[7] YTH: our author gives the pet name of one of the greatest painters in Chinese history: his more formal name is Gu Kaizhi 顧愷之, and his biographical sketch is given in the Jin History 晉書 and in various works on Chinese Art.

[8] YTH: one of the small number of talented writers, poets and calligraphers in ancient scripts of the Jurchen Jin 金 dynasty.

[9] YTH: R.H. Mathews' translation; I rather think it is fir or pine.

[10] YTH: 芾 should be pronounced fu, not fei, because 芾 is the variant and simplified form of 韍 which is pr. fu, and is not the same word as the 蔽芾甘棠 in 詩經, which is pr. fei.
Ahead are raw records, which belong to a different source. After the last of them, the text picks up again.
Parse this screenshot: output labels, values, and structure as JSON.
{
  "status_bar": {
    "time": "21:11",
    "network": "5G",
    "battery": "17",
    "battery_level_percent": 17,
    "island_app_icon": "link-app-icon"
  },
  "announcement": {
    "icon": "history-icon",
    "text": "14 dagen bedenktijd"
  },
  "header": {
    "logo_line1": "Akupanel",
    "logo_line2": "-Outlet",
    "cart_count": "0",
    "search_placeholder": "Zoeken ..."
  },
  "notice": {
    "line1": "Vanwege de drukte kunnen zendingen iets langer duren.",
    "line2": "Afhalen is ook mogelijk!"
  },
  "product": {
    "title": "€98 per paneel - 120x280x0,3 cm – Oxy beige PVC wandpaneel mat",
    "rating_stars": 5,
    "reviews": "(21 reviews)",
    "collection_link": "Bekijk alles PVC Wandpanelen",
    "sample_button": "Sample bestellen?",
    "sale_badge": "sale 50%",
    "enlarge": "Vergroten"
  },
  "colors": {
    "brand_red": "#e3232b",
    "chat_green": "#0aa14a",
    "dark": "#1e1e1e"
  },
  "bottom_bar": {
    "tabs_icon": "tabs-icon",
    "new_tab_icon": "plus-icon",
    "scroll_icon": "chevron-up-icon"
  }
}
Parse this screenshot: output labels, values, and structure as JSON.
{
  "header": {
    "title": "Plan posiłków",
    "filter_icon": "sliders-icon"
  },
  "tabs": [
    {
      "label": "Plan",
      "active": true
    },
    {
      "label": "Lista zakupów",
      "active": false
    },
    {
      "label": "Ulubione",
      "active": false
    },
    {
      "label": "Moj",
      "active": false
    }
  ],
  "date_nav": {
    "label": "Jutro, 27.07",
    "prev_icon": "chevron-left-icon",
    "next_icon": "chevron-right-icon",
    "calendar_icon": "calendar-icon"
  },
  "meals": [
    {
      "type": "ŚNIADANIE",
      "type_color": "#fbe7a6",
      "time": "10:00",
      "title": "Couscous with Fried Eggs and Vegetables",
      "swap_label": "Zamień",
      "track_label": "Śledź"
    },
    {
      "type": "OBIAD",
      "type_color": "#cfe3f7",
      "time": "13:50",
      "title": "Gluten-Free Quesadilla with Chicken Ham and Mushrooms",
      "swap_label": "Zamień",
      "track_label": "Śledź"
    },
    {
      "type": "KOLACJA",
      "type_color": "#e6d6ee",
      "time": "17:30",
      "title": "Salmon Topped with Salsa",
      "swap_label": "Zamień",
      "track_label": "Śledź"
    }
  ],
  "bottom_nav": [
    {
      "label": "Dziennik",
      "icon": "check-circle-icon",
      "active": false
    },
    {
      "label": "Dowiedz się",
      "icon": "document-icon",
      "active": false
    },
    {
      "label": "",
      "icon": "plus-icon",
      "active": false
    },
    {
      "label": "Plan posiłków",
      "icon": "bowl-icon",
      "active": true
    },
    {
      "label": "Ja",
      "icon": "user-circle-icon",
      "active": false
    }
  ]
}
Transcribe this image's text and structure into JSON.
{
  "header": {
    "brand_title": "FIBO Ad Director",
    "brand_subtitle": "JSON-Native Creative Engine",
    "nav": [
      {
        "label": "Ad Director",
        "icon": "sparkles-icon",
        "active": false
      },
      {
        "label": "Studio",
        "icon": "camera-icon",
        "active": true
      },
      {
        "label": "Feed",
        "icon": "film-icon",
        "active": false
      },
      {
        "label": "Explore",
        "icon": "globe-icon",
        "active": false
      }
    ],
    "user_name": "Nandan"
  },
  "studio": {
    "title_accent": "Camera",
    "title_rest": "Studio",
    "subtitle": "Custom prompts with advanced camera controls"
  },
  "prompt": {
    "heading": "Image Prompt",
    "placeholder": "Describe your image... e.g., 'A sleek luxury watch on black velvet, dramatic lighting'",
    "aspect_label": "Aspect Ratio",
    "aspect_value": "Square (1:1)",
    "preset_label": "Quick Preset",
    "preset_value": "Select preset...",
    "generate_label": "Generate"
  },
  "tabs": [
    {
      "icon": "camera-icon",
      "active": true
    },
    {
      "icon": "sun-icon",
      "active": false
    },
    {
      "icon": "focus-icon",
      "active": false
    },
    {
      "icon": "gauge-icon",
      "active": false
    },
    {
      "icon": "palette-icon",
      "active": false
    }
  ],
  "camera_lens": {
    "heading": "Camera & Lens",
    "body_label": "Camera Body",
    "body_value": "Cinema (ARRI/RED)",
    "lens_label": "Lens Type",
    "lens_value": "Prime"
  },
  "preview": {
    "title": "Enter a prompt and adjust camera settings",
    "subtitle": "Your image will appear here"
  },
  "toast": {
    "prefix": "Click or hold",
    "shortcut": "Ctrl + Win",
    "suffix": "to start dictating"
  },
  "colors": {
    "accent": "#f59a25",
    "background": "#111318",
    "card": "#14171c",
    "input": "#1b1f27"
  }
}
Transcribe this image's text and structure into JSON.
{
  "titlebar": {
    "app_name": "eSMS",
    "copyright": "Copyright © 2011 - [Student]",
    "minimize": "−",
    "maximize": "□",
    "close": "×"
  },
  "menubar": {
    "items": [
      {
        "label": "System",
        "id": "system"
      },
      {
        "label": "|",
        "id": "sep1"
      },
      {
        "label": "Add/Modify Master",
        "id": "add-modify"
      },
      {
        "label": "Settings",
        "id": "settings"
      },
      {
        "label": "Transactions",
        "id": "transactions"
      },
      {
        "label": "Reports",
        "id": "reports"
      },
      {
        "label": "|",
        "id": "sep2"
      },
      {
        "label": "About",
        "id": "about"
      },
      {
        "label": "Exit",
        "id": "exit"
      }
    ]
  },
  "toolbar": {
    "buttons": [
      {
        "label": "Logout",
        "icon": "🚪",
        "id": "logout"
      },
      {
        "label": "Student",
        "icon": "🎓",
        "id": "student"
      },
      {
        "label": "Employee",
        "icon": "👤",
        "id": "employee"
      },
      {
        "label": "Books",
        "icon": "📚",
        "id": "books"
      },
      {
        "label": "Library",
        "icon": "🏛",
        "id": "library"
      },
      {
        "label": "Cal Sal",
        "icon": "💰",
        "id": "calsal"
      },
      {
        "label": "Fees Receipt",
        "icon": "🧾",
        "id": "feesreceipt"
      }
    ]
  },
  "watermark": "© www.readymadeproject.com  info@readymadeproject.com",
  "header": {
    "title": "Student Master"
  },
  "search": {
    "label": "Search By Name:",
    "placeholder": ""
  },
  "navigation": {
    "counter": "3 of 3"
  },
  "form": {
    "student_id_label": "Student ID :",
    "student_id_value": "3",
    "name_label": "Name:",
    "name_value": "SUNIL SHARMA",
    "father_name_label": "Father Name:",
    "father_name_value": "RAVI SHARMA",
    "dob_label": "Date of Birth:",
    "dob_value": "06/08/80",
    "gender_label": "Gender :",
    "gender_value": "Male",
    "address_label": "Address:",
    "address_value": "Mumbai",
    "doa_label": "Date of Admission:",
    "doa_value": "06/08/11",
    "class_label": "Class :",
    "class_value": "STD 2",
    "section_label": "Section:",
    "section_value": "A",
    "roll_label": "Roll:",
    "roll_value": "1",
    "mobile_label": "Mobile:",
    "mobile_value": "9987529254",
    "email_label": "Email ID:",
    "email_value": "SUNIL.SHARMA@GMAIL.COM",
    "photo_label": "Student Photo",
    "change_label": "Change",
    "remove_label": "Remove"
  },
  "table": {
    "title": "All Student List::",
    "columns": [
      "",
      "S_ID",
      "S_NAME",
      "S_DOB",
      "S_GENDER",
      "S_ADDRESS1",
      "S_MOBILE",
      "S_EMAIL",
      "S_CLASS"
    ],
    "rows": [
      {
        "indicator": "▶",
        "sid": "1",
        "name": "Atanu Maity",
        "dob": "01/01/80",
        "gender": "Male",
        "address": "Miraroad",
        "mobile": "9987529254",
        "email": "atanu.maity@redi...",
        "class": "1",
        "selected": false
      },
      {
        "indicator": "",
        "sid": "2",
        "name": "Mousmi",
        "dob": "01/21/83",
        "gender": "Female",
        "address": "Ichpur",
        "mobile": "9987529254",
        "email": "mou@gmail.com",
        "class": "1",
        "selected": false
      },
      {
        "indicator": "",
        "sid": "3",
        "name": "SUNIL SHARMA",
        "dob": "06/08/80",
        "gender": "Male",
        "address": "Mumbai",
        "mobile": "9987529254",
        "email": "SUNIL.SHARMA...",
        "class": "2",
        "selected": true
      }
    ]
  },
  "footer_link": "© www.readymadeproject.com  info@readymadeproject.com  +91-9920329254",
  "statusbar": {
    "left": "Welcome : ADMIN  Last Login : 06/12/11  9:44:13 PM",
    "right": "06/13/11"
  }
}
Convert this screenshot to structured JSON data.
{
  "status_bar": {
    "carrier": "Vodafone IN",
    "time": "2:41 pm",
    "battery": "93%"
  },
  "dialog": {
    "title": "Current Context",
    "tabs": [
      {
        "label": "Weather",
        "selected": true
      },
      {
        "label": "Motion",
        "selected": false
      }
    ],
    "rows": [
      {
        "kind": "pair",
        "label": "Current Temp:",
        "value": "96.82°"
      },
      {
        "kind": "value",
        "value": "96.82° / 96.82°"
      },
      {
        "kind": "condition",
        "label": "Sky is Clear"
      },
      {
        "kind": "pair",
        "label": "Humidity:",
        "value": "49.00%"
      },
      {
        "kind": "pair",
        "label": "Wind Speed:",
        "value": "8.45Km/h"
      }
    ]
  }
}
[11] YTH: the rows of dancers started with two and culminated with eight. Only a Sovereign ruler, i.e. the Emperor, could employ the most imposing form, e.g., the feudal ruler of Qi 齊 or Lu 魯 could only employ six and that was the reason why Confucius exclaimed: 八佾舞於庭是可忍也孰不可忍也 in his condemnation of 秀氏 in 論語. So here Confucius himself has been honoured with the veneration paid to an emperor!

[12] YTH: the wall of the palace of Prince of Lu where old classics were hidden during the days of Qinshi Huangdi. Later in the Han dynasty they were accidentally discovered during the renovation of the palace.

[13] LQ: name Yinpei 因培, a native of Jiangsu, a specially recommended student from the Provincial Academy 貢生. YTH: R.H. Mathews translated this as 'senior licentiate'.

[14] LQ: Sire Liubao's zi was Songyi 松裔. He was a jinshi of the year xinchou of the reign of the Emperor Kangxi [1721]. JM: Liubao, a grandson of the great Manchu translator Asitan 阿什但 (d. 1683), was Junior Vice-President of the Board of Civil Office from 1740 to 1743.

[15] JM: 皇清文穎, an anthology of court literature edited by Dong Bangda 董邦達(1699-1769) and published in 1747.